The black wire originating from a breaker box or fuse box is the live wire. However, in certain cases, the grey (or white) neutral wire can also be live. For example, the black wire may feed a lighting outlet, and if the neutral wire is broken on its way back to the neutral bar in the panel, then the neutral wire from the lighting outlet will be hot, because there is an electrical path from… Read More
What to do with the white wire in track light with black green and white wires if the house does not have a white one?
The white is neutral. The house does have a neutral wire even though it may be black. One of those black wires is the neutral and the other is the hot wire. You will have to determine which is hot and which is neutral. You can easily do this with a voltage tester. The wire that lights the tester is the hot. When you wire the light simply wire the hot to hot, and the… Read More
You can buy a device that contains one outlet and one switch.
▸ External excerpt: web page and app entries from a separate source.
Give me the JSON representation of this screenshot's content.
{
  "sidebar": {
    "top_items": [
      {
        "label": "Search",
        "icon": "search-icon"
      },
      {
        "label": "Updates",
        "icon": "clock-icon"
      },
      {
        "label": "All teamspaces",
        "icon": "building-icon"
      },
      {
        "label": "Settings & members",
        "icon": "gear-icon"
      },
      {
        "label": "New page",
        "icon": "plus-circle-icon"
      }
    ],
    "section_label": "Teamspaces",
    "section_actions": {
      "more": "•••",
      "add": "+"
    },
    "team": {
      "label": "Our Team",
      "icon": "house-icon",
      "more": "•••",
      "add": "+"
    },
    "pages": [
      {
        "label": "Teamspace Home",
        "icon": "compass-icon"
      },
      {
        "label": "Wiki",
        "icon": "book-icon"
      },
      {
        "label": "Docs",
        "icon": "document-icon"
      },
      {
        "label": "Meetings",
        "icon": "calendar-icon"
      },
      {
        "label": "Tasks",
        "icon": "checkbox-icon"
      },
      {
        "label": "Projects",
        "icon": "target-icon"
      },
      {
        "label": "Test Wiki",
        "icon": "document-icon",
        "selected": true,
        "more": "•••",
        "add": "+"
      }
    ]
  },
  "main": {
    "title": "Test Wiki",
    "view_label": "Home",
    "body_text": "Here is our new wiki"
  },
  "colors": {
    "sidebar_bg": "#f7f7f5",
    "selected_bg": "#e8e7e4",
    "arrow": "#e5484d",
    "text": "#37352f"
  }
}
In the current box you have t identify the supply side Black wire (Hot). This can be done with a voltmeter. Connect the supply side black to the switch and the brass colored screw on the outlet. Connect the white wire to the silver screw on the outlet. You may need to use a wire nut and multiple pigtail wires to feed the… Read More
The Load wire is always hot (black or red wire) and the Line wire is the one that returns to your fusebox (usually white). Answer above is absolutely wrong written by someone who does not know electricity and will get you electrocuted. The white wire is your neutral wire. The black or red coming from the electrical panel is the line wire. the black or red wire going to the next outlet or light fixture… Read More
Answer for USA, Canada and countries running a 60 Hz power supply service. In order to plug your 3 wire stove into a 4 wire outlet, the easiest way to do so is to change the cord on the stove. This does not require cutting power to the outlet or anything like that. Anyone who is going to be changing the power cable on any device knows that you need to unplug the cord first… Read More
yellow is the live or hot
The brass screw is for the hot connection, usually the black wire.; sometimes a red one. The silver colored screw is for the white wire or neutral. If there is a green screw, it's for the ground, usually a bare wire but may also be green.
There is a fault in the neutral wire.
In the US, house wire has the BLACK wire connected to the HOT phase of the service input. The WHITE wire is connected to the NEUTRAL of the service input. Normally, both BLACK and WHITE wires are each connected to the 2 LOAD terminals. It is also normal that the WHITE service wire is connected to the wider spade outlet receptacle. The BLACK wire would then be connected to the shorter or narrower outlet spade… Read More
In North America any coloured wire except white and green can be designated to be a "hot" wire. White is reserved for the neutral wire of a circuit and green is reserved for the ground wire in a circuit.
most of the time you need to run a new wire containing two lines a neutral and a ground. If this wire is already run and it has a 3 prong outlet attached the what you need to do is turn off power. the check and make sure it is actually off. then when you disconnect the old outlet the new outlet gets wired with the two hot wires on the hot terminals the neutral… Read More
If the wiring system into which you are installing an outlet has no ground available, use an ungrounded outlet. In an ungrounded system, an outlet with a ground contact would allow the outlet user to mistakenly, and perhaps dangerously, assume that a ground was present. A suitable ground may be available as a ground wire accompanying the hot and neutral wires in the cable, or a ground may be available via conductive conduit and a… Read More
Actually it depends on if the outlet was properly wired in the first place. A 4 wire outlet does have a ground, neutral, and 2 "hot"